Radford approved 285 permits worth just over $14 million in development for the fiscal year 2020, which ends June 30, according to city spokeswoman Jenni Wilder.
With nearly 100 more permits than the city has approved in each of the past five years — and millions of dollars more in investments — City Manager David Ridpath said the “significant private investment in renovations, commercial property and new housing starts” reflects confidence in the Radford market. He said the permits will have two main effects: an increase in property values and spurring new business development.
“This also affects increases in utility accounts. The permits are an indicator of the economy,” Ridpath said.
Mayor David Horton said the high numbers can be attributed to a number of initiatives supported by city council.
“We feel at least a little bit we’ve helped improve the morale and the positive feeling about the city of Radford moving in the forward direction to make it possible for people to feel like they can get a return on their investment,” he said. “Ultimately the things we’ve done like the POP program and facade enhancement support have helped sow the seeds. Doing projects the the triangle plaza on Main Street and adding improvements where we can ... have inspired other people to make those investments as well.”
Horton said finally getting long-awaited school capital projects off the ground will have a lasting effect on the community, making the city more desirable for families.

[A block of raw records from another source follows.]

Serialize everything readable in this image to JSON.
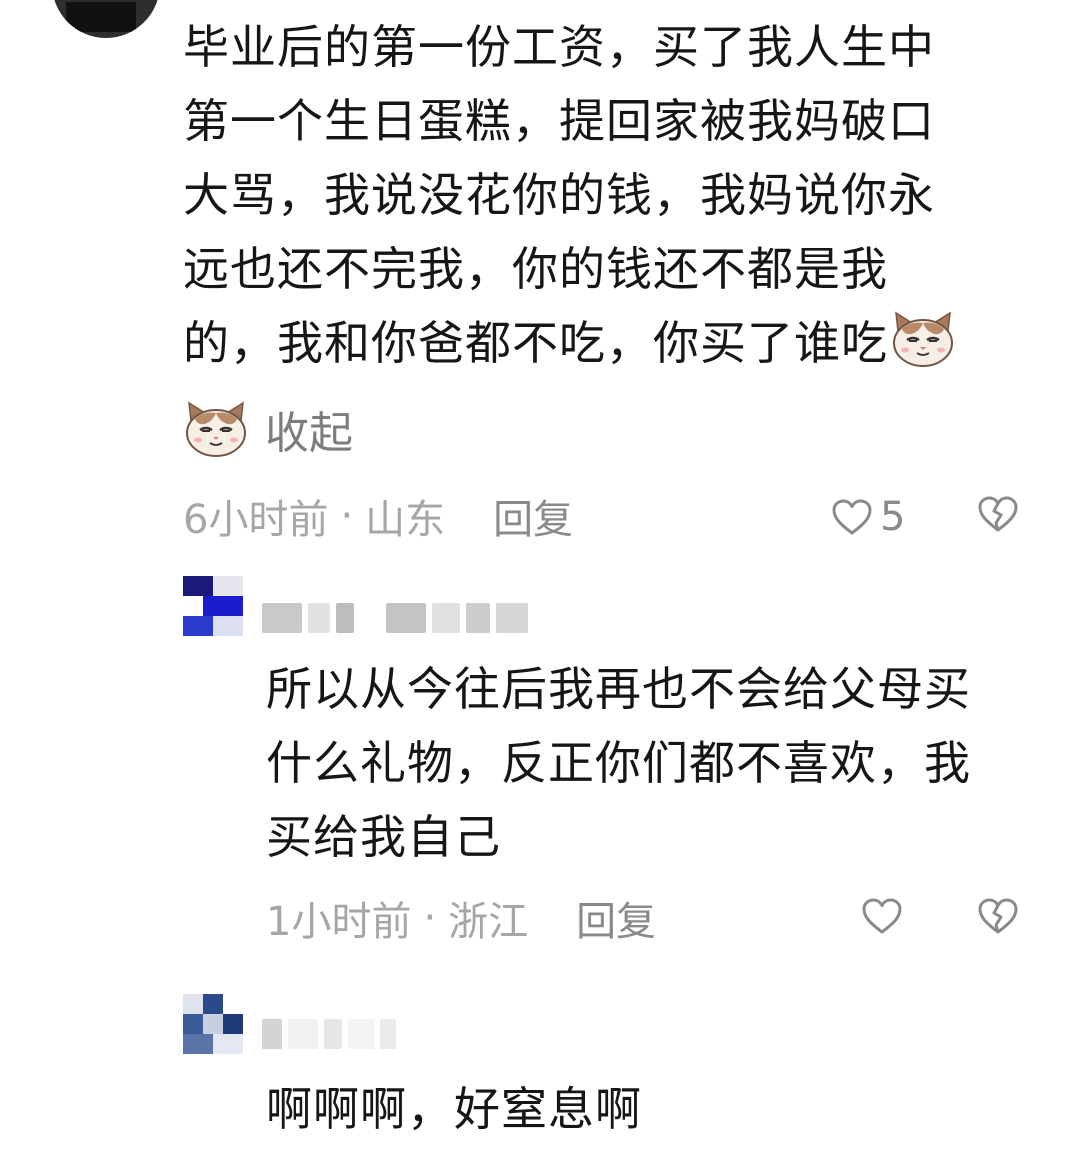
{
  "main_comment": {
    "lines": [
      "毕业后的第一份工资，买了我人生中",
      "第一个生日蛋糕，提回家被我妈破口",
      "大骂，我说没花你的钱，我妈说你永",
      "远也还不完我，你的钱还不都是我",
      "的，我和你爸都不吃，你买了谁吃"
    ],
    "emoji": "cat-face-emoji",
    "collapse_label": "收起",
    "time": "6小时前",
    "separator": "·",
    "location": "山东",
    "reply_label": "回复",
    "like_count": "5"
  },
  "replies": [
    {
      "lines": [
        "所以从今往后我再也不会给父母买",
        "什么礼物，反正你们都不喜欢，我",
        "买给我自己"
      ],
      "time": "1小时前",
      "separator": "·",
      "location": "浙江",
      "reply_label": "回复"
    },
    {
      "lines": [
        "啊啊啊，好窒息啊"
      ]
    }
  ],
  "colors": {
    "text": "#161616",
    "meta": "#a6a6a6",
    "action": "#8a8a8a"
  },
  "icons": [
    "heart-outline-icon",
    "broken-heart-icon",
    "cat-face-emoji"
  ]
}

“There’s a lot of housing that’s going up. One of the needs we have is for single-family housing and that is a multi-component element. You have to have investors who are willing to build and develop ... You have to have an environment where people want to purchase in your market,” he said. “I think the improvements we’ve made to our school system and some of the plans we’ve made to improve our business districts and reworking some of our zoning districts have eased the concerns of investors that they’ll get a return on the investment.”
He pointed specifically to the housing development — some to buy and some to rent — that is currently being built off of Rock Road.
Additionally, Horton believes the Food City that opened this week, and the shopping center adjacent to the new grocery store, will further enhance Radford’s economic offerings.
He also said multiple restaurants have popped up in the city over the past year, and improvements were made to the Central Square Shopping Center, along with many improvements to some Main Street businesses.
Horton said that getting the city on track financially since the new string of council members — including Horton — were elected in 2018 has helped facilitate some of these projects and efforts by the city as well.
“We are at a place where we aren’t dipping into our reserves to cover costs and have them back where they need to be over the last two years,” he said.
As far as economic downturn due to the pandemic, Horton said a lot of unknowns remain, but he is confident Radford will weather the storm.
“There’s a renewed enthusiasm and spirit of hope for our community,” he said. “The future is bright in Radford.”